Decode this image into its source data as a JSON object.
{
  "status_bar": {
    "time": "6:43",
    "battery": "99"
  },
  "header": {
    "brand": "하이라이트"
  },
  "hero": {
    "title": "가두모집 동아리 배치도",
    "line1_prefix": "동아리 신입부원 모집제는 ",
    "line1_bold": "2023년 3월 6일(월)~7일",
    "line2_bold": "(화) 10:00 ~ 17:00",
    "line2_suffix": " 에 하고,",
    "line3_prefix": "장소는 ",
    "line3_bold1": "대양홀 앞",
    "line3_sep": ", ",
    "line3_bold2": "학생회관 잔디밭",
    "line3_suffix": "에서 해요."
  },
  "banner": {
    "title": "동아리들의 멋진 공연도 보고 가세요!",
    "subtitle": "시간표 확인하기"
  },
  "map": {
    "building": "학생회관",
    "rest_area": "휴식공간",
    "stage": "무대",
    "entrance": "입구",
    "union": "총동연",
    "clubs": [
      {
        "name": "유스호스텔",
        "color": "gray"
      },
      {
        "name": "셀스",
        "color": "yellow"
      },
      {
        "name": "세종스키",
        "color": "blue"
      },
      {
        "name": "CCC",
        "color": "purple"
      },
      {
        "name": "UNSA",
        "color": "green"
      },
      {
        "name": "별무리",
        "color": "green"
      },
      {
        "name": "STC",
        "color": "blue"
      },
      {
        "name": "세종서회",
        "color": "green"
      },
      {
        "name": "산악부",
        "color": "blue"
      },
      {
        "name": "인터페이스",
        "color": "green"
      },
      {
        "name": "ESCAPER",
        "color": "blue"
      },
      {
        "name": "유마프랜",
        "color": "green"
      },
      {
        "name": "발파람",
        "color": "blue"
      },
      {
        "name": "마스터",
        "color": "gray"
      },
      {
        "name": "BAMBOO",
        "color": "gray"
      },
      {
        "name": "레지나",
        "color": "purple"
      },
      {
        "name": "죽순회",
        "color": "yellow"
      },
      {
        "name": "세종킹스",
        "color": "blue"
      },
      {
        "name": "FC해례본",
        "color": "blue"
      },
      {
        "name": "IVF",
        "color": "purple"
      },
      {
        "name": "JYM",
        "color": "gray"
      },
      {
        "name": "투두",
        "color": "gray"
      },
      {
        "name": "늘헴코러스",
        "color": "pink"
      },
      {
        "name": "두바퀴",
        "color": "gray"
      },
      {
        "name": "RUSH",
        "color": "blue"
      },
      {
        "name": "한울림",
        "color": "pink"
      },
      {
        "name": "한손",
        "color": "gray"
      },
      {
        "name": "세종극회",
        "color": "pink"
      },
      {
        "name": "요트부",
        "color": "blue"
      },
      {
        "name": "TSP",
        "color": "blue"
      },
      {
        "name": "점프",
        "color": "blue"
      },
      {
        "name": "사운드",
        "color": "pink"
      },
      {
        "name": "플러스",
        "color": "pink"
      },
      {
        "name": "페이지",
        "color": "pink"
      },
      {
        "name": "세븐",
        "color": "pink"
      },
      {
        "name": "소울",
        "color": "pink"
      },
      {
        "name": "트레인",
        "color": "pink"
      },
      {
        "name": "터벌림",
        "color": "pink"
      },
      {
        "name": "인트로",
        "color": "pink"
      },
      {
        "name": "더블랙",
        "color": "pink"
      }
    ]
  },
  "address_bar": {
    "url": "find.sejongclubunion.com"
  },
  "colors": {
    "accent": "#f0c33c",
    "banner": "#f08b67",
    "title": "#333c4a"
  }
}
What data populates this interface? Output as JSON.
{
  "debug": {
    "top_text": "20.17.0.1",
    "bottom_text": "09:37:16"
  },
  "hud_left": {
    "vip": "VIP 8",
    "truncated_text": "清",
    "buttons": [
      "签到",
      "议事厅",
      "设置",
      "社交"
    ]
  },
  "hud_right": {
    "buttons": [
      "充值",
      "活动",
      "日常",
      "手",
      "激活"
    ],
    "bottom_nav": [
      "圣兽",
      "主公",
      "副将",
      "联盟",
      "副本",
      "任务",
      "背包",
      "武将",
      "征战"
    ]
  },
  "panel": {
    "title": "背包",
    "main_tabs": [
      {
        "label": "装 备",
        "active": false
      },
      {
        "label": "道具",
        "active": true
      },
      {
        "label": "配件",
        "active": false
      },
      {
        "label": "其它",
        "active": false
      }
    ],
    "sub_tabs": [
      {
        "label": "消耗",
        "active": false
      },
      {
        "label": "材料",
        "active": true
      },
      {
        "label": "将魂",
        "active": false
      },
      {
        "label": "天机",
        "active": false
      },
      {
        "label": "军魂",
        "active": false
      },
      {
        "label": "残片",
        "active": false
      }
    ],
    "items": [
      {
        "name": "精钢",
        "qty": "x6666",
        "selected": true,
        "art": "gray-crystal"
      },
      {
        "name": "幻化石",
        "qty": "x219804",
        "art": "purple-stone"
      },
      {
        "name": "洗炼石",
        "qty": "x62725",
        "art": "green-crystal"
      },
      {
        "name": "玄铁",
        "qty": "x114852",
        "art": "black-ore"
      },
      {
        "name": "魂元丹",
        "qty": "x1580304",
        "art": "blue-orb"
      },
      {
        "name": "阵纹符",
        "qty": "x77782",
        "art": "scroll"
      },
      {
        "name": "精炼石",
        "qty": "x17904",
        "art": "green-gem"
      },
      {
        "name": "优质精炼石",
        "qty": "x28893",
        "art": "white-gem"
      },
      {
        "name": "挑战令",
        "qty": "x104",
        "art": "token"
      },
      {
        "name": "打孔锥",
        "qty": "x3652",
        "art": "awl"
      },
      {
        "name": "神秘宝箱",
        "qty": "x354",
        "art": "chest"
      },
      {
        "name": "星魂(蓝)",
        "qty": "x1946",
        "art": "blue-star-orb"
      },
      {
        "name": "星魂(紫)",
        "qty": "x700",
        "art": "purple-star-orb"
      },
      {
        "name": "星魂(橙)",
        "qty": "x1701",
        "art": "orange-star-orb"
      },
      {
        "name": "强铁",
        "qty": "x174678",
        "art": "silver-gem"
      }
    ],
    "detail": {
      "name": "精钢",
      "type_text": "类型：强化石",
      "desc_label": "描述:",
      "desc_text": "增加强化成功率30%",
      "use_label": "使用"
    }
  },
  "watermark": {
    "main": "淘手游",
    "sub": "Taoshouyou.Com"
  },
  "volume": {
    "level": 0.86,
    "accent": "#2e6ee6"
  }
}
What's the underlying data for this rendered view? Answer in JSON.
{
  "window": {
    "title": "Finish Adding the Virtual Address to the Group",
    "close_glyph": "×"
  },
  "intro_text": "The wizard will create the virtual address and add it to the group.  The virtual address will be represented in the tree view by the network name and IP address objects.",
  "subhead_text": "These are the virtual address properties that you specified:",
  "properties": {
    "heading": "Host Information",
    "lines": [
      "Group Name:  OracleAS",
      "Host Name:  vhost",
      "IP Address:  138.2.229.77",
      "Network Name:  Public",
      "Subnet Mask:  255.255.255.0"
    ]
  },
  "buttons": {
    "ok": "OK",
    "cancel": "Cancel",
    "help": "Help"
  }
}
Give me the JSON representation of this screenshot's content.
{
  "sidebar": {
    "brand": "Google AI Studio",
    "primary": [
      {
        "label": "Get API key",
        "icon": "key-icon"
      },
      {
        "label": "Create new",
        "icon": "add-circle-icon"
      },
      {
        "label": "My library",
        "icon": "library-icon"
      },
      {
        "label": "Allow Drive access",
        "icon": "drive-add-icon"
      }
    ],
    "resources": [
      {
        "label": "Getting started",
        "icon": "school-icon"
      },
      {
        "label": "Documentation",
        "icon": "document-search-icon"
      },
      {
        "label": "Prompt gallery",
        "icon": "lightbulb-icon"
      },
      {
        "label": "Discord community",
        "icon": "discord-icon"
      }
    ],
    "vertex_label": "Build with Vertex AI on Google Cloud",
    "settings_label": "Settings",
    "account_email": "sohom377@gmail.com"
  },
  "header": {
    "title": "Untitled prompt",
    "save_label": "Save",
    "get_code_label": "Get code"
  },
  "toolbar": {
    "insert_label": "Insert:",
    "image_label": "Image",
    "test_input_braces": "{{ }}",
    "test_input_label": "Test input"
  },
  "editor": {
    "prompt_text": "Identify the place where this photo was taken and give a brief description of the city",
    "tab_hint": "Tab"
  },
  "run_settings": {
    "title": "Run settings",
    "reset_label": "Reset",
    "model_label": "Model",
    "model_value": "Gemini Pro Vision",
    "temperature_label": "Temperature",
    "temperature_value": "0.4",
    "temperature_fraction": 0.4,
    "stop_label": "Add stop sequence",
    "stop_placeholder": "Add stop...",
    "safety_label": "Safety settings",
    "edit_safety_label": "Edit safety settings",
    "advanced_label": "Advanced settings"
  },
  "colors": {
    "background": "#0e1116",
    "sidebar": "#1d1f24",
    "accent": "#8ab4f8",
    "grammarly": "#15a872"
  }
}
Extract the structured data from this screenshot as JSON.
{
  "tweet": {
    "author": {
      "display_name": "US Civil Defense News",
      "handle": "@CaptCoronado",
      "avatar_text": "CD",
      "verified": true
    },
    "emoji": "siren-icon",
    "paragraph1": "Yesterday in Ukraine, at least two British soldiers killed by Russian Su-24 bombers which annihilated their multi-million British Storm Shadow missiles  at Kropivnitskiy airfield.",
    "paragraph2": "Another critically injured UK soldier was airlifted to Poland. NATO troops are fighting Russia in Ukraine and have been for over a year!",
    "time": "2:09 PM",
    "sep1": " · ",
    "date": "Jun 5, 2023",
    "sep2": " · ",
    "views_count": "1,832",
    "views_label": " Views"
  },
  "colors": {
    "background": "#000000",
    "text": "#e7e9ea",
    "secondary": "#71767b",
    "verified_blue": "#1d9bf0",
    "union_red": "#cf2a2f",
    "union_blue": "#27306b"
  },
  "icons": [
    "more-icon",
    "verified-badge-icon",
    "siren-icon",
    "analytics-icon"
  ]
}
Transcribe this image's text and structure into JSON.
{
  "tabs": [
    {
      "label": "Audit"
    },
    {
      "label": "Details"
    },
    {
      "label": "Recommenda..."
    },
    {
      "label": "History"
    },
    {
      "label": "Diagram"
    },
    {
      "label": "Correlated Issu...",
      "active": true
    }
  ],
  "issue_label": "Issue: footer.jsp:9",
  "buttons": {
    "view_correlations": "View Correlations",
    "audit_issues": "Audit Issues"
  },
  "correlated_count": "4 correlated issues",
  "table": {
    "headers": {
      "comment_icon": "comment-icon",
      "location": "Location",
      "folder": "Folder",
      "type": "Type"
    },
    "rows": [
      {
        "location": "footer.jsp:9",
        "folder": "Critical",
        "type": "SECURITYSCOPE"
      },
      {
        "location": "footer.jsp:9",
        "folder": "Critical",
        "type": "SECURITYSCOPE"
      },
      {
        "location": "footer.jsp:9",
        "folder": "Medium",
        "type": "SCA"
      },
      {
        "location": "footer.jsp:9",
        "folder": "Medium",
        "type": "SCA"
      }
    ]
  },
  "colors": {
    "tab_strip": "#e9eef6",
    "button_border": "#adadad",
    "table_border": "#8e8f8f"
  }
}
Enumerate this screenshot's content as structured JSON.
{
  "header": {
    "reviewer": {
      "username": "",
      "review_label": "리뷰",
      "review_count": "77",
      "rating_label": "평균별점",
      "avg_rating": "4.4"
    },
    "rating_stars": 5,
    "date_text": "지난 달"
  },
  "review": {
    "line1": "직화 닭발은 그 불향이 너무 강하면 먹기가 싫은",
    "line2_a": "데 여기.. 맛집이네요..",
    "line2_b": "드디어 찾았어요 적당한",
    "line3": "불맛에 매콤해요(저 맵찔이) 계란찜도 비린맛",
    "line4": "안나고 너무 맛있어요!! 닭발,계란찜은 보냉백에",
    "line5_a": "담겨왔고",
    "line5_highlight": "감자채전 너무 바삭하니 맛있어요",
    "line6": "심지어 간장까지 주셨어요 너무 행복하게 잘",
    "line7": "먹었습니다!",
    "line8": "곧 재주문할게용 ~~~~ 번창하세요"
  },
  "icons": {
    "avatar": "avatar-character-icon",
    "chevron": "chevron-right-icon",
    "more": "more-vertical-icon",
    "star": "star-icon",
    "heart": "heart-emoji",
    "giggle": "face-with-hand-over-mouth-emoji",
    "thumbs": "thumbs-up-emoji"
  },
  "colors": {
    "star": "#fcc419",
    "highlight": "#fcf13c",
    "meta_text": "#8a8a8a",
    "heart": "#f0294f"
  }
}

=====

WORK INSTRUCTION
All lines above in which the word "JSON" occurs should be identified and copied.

YOUR RESPONSE
Decode this image into its source data as a JSON object.
What data populates this interface? Output as JSON.
What's the underlying data for this rendered view? Answer in JSON.
Give me the JSON representation of this screenshot's content.
Extract the structured data from this screenshot as JSON.
Transcribe this image's text and structure into JSON.
Enumerate this screenshot's content as structured JSON.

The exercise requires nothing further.